**Task instructions**
Down to the final line, print each entry exactly.

### Data section

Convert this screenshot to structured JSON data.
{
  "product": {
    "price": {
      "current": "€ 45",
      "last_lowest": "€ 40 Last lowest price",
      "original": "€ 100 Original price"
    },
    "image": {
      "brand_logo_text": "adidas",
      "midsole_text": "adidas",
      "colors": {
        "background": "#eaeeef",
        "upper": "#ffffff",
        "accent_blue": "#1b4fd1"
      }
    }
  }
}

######

**Answer for this exercise**
Convert this screenshot to structured JSON data.
{
  "product": {
    "price": {
      "current": "€ 45",
      "last_lowest": "€ 40 Last lowest price",
      "original": "€ 100 Original price"
    },
    "image": {
      "brand_logo_text": "adidas",
      "midsole_text": "adidas",
      "colors": {
        "background": "#eaeeef",
        "upper": "#ffffff",
        "accent_blue": "#1b4fd1"
      }
    }
  }
}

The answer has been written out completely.